OK. Well, I know we’ve spoken quite a lot about this already. I suppose to start with, the main thing today is how important what each of you’ve brought from the past and what each of you bring now, at a very different time of your lives. And how openly you’ve been able to talk about all this; without that we couldn’t have got to where we are now.
As parents, will Dana be able to make a success of her teenage years like her elder brother. As a family, will the very different experiences within the family of what it takes to become independent be useful. As Dana’s mum and dad, you’ve had very different experiences of growing up, yet both of you have each experienced a lot of loss and uncertainty. Which you’d hoped to make good in becoming a unit.
Linda, growing up without a mum but being looked after well by your grandmother and her sister, returning to them after your first marriage turned out badly (Tony: you’re obviously turned out very different to your dad!), but losing them both so quickly, and so soon before Dana came along. Tony was there for you as you cared for Auntie Isobel after her stroke, Alan – who’d never had a family of his own – was very understanding. But your pregnancy with Dana came too soon after, it was really hard to connect with her as a baby (you wondered if your own mother had the same problem – perhaps she had been depressed too), but Alan was there for you. And he was there for Dana.
So you thought, well maybe Dana’s got enough – at least she’s got her dad. And Alan, you too were relieved to see that this was a help to Linda. It was difficult for Alan to know how to help you otherwise: Linda’s low mood, her loss of the two who brought her up, that was hard to know what to do, how to get close to her. Linda’s close relationship with Tony seemed to do both of them good, and you got to know Tony and respect him – even if that didn’t involve hugs!
So we talked about how you looking after Dana was much more than a responsibility, it was a “gift” that gave you treasured experience of what family attachments can mean, changing her nappies, picking her up if she woke at night, looking after her when she was ill.
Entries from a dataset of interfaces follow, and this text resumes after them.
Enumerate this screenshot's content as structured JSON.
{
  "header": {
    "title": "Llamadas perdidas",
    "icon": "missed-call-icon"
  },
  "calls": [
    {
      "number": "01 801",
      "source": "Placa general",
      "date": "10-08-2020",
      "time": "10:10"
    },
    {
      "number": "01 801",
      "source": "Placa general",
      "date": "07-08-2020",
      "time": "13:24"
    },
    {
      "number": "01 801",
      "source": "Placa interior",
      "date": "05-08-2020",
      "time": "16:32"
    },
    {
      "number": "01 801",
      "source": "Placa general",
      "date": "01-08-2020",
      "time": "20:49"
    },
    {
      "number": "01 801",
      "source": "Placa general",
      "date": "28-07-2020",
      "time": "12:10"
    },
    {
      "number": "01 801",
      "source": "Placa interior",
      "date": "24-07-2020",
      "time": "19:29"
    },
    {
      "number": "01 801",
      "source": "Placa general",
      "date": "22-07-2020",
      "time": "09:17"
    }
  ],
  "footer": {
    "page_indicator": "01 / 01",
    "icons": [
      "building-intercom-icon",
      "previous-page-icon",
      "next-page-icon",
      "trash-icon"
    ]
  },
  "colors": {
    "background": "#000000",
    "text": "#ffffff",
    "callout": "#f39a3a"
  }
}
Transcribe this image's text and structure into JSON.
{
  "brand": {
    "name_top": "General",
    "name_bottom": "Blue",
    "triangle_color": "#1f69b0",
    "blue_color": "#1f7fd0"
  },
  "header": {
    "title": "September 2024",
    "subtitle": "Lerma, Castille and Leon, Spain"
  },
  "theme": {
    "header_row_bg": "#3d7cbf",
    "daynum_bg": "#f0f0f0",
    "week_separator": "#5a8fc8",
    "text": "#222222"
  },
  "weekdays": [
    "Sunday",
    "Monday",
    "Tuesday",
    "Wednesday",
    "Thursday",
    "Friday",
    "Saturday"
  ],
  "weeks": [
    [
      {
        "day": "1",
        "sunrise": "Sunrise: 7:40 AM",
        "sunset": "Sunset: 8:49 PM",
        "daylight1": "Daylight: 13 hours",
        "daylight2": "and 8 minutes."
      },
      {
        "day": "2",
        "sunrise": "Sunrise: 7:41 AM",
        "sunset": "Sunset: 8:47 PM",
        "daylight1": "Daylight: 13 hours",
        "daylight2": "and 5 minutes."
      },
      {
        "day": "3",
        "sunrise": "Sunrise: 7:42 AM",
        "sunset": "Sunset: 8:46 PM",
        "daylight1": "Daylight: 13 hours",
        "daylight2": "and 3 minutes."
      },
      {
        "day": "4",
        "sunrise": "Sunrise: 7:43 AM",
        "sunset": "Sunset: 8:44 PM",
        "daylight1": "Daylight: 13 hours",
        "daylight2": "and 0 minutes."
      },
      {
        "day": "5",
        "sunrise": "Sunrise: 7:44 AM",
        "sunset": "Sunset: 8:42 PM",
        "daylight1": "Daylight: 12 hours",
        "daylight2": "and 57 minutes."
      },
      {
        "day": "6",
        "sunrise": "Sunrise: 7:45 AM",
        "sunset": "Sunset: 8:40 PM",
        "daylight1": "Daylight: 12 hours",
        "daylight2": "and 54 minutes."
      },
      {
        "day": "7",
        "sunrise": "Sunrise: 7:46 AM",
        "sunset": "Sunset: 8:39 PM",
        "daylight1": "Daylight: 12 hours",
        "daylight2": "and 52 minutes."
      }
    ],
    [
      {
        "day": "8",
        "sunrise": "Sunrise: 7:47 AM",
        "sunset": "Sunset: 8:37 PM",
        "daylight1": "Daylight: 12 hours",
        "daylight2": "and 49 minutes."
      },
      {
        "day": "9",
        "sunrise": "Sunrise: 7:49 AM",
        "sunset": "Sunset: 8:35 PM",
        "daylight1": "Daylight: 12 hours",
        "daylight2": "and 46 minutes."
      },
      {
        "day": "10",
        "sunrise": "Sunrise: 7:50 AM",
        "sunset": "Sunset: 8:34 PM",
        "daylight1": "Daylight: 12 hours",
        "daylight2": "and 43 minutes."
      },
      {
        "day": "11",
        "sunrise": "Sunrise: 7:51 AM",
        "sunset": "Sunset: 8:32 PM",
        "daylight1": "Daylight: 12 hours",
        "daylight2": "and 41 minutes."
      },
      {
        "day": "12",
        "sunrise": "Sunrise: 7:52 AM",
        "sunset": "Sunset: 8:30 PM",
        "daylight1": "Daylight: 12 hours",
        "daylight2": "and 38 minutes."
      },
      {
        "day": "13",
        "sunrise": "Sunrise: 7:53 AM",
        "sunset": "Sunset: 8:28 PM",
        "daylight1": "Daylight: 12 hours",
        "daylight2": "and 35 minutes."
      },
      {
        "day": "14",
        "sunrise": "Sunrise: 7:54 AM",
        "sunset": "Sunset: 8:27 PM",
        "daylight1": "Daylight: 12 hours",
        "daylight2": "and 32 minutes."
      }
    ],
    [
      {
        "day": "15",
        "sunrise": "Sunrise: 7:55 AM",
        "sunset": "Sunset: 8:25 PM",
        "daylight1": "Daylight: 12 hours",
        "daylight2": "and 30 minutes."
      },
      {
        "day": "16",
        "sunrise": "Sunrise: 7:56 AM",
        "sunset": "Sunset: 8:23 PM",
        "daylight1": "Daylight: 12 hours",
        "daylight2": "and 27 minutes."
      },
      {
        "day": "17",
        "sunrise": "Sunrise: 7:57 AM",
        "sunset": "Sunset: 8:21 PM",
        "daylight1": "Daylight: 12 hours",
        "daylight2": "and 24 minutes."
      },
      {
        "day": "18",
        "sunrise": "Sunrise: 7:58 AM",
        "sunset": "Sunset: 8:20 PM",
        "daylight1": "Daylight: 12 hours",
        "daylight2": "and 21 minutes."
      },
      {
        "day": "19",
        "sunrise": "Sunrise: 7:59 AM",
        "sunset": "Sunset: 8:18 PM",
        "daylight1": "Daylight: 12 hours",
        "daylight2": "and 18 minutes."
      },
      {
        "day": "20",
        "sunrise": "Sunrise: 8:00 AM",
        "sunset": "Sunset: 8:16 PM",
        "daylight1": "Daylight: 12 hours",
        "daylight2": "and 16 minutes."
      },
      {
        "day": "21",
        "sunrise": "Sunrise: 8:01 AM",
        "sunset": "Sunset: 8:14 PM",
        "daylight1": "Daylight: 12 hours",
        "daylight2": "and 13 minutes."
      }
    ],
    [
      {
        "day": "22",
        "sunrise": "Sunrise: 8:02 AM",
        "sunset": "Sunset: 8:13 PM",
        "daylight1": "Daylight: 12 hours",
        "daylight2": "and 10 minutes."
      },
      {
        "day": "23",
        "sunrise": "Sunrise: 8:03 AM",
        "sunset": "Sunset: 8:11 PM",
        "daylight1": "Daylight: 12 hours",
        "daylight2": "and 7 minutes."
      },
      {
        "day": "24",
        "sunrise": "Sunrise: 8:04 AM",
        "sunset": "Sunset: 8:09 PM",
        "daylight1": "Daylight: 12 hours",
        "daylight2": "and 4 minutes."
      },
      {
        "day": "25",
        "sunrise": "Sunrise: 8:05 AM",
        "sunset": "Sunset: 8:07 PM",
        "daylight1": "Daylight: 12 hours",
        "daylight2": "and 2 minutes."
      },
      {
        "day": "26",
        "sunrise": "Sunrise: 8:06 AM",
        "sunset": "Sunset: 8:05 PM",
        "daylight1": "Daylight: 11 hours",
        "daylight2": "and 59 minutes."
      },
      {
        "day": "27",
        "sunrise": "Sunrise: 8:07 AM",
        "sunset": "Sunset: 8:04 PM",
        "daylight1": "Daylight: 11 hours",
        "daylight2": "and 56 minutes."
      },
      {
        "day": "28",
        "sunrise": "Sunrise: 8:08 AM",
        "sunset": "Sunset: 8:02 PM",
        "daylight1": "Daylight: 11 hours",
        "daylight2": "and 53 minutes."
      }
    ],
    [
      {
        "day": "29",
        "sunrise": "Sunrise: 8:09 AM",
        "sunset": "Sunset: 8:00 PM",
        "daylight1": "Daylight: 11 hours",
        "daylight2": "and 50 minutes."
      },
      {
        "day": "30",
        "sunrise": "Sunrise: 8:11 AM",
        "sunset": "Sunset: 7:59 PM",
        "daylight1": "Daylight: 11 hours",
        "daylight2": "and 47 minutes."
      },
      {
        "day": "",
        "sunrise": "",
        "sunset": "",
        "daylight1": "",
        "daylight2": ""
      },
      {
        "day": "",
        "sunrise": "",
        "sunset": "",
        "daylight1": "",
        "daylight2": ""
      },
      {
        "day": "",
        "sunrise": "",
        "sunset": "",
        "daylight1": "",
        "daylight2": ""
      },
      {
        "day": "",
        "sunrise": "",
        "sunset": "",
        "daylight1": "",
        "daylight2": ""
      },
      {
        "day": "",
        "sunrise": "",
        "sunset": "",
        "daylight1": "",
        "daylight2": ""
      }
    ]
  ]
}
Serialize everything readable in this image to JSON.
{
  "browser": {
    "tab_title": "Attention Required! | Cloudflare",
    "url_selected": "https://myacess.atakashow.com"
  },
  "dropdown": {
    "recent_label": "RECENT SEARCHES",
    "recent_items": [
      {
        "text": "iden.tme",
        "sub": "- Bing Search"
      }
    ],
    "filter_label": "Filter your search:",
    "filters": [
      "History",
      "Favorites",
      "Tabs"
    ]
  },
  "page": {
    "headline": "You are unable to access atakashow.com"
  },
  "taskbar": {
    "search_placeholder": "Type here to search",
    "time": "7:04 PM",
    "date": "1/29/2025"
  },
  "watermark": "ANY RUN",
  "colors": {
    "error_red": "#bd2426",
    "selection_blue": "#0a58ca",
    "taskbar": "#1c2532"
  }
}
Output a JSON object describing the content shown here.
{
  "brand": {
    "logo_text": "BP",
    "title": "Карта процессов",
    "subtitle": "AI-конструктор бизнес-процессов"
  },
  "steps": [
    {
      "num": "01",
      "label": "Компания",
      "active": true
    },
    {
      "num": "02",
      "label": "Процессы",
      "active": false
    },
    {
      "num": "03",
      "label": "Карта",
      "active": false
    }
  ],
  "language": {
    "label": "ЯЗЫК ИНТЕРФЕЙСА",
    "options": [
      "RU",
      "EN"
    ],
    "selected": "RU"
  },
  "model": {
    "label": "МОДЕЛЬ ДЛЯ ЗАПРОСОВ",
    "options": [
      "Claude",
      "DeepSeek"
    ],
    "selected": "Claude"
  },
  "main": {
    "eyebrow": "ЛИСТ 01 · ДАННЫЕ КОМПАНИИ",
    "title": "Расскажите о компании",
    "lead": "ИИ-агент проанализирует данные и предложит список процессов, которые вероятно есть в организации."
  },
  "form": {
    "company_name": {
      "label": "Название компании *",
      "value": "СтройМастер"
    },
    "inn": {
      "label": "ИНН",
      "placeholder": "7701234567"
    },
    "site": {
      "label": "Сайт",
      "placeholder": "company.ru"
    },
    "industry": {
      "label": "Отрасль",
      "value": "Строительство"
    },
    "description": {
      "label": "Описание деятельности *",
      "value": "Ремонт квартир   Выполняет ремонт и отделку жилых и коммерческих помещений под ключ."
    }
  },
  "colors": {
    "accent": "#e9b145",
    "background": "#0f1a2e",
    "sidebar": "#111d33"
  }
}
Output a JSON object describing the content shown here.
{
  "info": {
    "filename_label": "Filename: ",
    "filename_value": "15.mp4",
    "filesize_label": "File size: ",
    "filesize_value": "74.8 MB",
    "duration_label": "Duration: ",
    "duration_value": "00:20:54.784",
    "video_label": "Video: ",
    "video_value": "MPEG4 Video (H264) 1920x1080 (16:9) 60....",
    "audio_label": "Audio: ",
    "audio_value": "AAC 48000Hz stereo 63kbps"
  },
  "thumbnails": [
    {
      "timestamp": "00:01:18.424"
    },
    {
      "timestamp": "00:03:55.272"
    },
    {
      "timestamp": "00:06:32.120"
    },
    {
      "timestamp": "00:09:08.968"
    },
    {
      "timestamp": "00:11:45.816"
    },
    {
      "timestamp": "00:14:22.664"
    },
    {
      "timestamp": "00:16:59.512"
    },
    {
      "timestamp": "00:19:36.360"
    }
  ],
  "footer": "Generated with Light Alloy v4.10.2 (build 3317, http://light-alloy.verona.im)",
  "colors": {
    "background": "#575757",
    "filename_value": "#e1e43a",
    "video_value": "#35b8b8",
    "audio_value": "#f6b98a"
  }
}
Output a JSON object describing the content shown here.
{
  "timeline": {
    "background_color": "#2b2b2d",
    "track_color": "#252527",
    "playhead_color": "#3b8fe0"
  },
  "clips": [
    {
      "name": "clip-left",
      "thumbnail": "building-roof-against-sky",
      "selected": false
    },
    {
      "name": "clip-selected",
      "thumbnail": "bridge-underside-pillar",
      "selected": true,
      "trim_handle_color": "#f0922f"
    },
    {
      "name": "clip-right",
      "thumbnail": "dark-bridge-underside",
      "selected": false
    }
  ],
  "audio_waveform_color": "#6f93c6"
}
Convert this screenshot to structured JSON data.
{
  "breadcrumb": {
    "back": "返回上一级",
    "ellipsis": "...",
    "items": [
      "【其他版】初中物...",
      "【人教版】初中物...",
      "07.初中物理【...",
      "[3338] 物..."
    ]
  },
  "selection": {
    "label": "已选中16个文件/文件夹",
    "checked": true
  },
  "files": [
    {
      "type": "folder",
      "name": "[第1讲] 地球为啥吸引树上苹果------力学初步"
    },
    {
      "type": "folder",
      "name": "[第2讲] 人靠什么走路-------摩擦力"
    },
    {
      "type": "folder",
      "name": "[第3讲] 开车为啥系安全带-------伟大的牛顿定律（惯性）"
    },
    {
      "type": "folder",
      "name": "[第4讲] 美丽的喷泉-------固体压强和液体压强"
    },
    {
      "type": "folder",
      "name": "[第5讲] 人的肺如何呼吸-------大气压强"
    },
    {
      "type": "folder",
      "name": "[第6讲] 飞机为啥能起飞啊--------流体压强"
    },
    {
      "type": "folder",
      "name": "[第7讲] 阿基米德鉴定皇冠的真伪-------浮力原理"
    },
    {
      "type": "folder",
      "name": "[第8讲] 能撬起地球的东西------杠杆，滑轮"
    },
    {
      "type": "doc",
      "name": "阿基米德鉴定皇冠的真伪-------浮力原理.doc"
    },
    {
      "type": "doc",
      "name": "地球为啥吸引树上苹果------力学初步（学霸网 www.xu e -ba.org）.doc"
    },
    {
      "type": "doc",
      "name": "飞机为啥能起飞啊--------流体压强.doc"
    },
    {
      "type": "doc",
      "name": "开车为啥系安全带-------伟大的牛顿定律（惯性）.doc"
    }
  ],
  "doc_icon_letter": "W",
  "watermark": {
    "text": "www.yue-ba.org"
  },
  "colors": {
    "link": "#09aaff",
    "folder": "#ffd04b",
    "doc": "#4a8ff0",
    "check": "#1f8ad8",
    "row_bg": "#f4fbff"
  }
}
We haven’t talked, maybe we don’t really know why neither of your mothers was able to do the same, but neither you, Alan, nor your employer, had problems with time-off. He knew how hard-working and reliable you were, which were qualities Linda recognised when she met you.
We then talked about how that both helps and doesn’t always help when kids grow up. I guess Alan’s respect for Tony will be even greater after what Tony said about that.
Alan – Linda hadn’t seen you cry like that, and you knew that Tony wasn’t judging you when you did. Letting go of the apron strings is very hard, it’s been very muddling for both you and for Linda, who wasn’t sure good she could ever be a good mother to Dana. So Dana, when you said “It’s OK being close to your Dad, but you want to be close to your Mum as well” that went to the heart of your whole family’s history, didn’t it? It wasn’t the complaint of a difficult teenager, or an angry one, was it? … She wanted things to be different, all of you do, her behaviour brought you all here, so even though Dana’s the youngest person in this room, in her own way she’s quite wise! … She’s looking pleased at that! You too Linda! I don’t know which way to look but I sense there’s a hug or two coming up from somewhere!
Is that going to be OK, or a bit frightening? … going too fast? yes. Was that OK, admitting that? … OK: so one step at a time? … Would going back to arguing feel easier? or just more familiar?!
So when you get home, what do you think will happen? How do you want this to continue? … And what will you say to the ‘little one’ who you had worried wouldn’t understand? 8 years old – maybe he would understand …